“I can’t imagine not correcting, teaching, etc, my children at some points during our relationship.”
All parents will absolutely correct and teach their children at some point. Our children are learning from us, even when we aren’t trying. Perhaps the bigger questions are, What are we really teaching? And, how are we teaching it? Are we willing to start viewing ourselves as supports and guides rather than directors? Are we willing to allow our children to learn from their own experiences rather than feeling a need to dictate and force lessons on them? If most of us think about our favorite teachers, they weren’t those who sat us down and had us memorize the periodic table or lists of verbs. They were those who set up opportunities for us to learn, provided the tools and then stood by our side while we struggled through. Good teachers make learning possible, but the learning itself has to happen within the student. The same is true for parenting.

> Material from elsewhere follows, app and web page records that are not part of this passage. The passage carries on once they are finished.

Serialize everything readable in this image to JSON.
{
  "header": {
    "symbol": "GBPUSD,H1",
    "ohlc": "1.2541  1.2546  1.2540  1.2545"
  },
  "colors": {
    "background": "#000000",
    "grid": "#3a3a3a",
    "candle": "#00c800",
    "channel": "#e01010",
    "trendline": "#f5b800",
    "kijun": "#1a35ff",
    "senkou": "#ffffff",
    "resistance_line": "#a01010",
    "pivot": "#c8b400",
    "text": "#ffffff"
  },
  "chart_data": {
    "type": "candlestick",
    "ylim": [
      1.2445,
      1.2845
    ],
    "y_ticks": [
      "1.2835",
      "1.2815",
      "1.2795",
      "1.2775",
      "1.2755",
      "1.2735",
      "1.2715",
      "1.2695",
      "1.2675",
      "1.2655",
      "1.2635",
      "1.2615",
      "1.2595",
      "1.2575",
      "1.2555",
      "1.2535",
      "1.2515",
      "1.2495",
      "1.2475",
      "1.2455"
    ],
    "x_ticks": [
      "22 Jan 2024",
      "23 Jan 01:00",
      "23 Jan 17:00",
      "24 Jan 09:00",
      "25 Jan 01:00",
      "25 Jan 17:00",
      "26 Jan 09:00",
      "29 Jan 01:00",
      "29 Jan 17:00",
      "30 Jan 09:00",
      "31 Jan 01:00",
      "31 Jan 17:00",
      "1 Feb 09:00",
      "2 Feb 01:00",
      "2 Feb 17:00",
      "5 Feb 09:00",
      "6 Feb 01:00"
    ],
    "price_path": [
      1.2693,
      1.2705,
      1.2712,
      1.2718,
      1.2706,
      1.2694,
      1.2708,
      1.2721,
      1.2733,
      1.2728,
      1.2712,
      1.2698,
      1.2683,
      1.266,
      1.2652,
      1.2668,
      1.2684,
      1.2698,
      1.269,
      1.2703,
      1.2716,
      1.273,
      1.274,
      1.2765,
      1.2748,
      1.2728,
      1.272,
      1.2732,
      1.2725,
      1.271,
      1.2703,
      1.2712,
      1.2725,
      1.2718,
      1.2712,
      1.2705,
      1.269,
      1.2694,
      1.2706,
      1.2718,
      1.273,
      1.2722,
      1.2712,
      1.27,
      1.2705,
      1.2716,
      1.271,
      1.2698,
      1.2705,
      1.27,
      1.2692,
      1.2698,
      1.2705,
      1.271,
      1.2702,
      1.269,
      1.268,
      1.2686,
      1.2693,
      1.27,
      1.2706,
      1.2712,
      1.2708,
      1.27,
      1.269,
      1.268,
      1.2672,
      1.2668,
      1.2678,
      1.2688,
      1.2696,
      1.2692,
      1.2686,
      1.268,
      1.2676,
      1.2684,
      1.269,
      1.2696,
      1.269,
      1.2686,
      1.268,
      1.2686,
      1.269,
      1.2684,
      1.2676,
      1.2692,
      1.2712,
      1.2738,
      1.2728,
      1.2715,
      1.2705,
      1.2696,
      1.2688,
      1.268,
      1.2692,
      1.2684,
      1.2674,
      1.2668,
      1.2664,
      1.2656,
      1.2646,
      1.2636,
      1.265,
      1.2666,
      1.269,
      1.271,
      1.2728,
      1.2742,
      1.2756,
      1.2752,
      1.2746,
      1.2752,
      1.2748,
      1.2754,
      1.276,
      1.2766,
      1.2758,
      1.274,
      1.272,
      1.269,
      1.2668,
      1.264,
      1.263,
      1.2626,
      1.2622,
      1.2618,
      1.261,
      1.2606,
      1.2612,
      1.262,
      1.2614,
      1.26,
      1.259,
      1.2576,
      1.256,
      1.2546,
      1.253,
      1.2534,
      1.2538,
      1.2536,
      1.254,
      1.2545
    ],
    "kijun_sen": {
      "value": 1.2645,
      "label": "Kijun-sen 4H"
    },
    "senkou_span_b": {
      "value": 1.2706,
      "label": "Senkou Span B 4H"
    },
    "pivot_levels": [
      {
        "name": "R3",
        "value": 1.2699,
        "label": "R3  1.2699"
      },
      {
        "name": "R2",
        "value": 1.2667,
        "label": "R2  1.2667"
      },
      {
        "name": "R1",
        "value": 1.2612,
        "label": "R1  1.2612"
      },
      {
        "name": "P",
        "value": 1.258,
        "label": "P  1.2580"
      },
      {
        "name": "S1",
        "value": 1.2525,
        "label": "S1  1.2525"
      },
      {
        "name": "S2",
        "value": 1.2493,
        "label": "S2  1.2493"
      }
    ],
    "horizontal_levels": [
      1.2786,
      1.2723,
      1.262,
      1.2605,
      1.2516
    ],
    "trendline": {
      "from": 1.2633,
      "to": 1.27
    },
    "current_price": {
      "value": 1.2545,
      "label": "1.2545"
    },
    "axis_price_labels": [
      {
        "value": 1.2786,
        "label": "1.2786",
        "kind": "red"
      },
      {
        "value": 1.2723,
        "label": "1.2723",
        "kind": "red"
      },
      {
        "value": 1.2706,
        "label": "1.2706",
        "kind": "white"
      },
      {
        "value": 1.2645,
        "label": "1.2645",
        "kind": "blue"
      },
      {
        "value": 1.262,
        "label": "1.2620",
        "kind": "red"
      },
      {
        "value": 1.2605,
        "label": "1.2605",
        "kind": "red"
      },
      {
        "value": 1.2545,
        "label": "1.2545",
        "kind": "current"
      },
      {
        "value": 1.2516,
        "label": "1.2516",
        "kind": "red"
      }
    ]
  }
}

“I think that some degree of teaching and doing for are necessary given that children are not fully formed, innately capable, autonomous people.”
There is no denying that children are not fully formed. Their bodies are growing, their brains are growing and they are in the process of acquiring the information and the skills that they need to engage with the world. They need adults to provide them with love and support, food and shelter, and in that way they are not autonomous. But I disagree with the thought that they are not innately capable. They are innately capable of learning. It’s what they are born to do. And the environment is innately capable of providing them with the feedback they need to learn to negotiate it. We just need to trust them to do their job. To play and explore and learn and grow. Good parenting means providing them with a safe, loving place in which they can do just that. Good parenting means taking the time to sit by their side while they struggle though some of the tough lessons and celebrating with them when they take full pride and ownership in the outcomes.
Learning isn’t a neat and orderly task. It’s messy and complicated and sometimes painful, and it’s what life is all about. Rather than trying to tidy things up by forcing our “parental wisdom” on them, good parenting is about making sure they have the tools, the support, the safe arms, the love and the encouragement to experience life fully and to thrive. In short, to learn.